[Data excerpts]
- - - - - - -
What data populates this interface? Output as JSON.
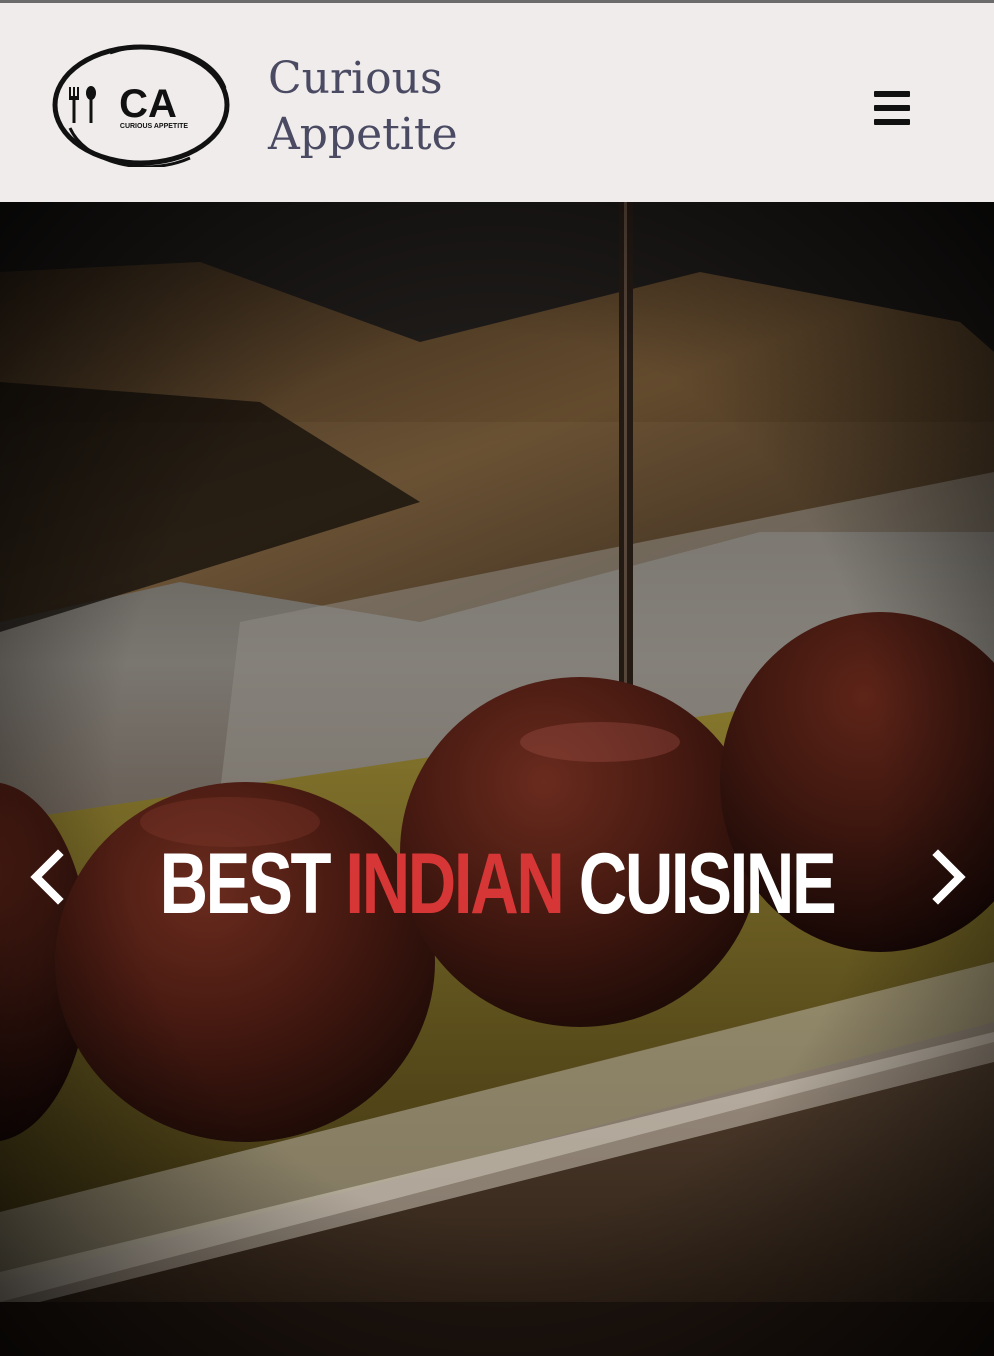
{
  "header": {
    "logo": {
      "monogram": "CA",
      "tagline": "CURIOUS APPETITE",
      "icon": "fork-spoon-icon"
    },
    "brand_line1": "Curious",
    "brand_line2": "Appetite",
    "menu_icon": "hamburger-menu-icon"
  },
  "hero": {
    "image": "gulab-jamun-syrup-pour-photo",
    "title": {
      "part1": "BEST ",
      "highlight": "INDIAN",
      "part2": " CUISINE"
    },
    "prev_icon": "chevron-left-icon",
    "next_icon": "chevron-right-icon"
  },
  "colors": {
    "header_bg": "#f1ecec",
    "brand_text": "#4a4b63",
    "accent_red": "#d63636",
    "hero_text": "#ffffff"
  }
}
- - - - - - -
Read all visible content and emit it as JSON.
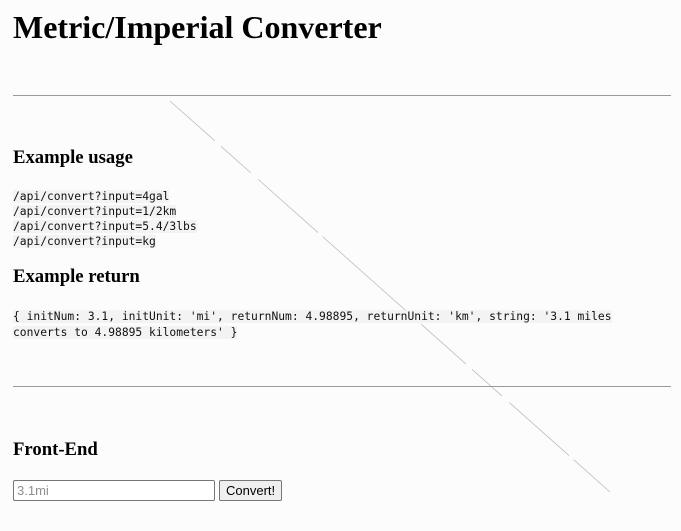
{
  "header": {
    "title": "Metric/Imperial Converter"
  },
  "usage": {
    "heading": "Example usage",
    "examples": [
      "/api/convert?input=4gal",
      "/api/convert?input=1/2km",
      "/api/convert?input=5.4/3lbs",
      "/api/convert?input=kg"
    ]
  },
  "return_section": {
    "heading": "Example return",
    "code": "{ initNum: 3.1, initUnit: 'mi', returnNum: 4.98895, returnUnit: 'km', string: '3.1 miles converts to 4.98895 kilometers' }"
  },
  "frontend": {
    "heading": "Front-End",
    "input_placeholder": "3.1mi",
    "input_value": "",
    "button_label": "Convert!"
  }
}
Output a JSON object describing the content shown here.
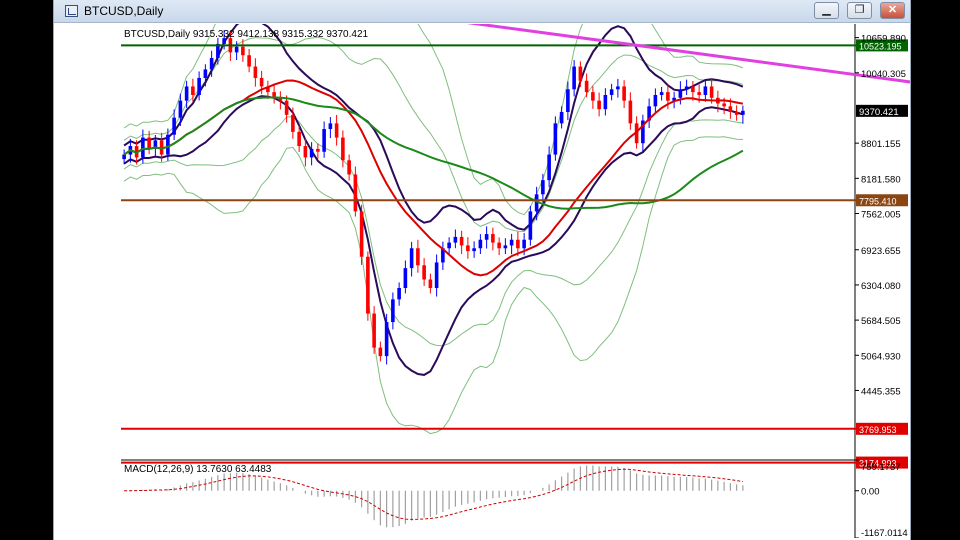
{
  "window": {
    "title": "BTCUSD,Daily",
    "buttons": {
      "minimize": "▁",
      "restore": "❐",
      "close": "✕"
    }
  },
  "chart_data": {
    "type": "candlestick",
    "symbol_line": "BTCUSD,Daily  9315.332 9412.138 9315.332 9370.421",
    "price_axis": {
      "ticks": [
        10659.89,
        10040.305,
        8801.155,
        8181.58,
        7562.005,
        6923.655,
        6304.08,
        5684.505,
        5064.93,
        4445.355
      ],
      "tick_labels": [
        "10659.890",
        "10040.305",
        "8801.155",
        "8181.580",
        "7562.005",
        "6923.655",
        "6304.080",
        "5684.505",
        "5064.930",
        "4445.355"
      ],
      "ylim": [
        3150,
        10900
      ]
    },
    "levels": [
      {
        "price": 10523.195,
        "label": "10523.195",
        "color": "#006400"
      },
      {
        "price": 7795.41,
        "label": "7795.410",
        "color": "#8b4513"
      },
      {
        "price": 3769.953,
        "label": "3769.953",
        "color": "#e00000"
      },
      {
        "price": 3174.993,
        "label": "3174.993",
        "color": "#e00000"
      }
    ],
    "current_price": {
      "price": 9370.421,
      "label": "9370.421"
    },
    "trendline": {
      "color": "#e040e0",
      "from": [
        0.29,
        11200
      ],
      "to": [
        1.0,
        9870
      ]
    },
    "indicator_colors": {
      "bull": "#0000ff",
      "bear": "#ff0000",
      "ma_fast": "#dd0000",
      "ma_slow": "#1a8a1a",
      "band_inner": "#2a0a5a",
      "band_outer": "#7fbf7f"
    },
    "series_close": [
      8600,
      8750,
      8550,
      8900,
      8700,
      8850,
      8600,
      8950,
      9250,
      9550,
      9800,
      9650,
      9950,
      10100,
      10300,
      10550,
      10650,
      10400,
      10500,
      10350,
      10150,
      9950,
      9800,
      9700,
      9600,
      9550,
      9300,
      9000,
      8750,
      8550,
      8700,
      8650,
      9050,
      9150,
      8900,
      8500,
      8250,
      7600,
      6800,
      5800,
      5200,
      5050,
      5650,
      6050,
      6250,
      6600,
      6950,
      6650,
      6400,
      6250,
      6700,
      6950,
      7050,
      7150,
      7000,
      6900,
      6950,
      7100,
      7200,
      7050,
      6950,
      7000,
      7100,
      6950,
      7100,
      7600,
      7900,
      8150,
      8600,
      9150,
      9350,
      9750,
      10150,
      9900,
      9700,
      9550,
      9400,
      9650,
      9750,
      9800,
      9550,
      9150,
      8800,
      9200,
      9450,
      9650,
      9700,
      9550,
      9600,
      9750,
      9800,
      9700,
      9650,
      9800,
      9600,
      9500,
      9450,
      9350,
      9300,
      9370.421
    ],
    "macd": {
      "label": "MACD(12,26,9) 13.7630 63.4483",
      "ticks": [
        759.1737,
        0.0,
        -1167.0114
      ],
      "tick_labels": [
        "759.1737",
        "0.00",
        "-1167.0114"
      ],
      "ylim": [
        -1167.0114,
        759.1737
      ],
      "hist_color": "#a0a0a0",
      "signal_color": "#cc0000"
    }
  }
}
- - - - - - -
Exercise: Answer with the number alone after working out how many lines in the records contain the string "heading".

Exercise output: 3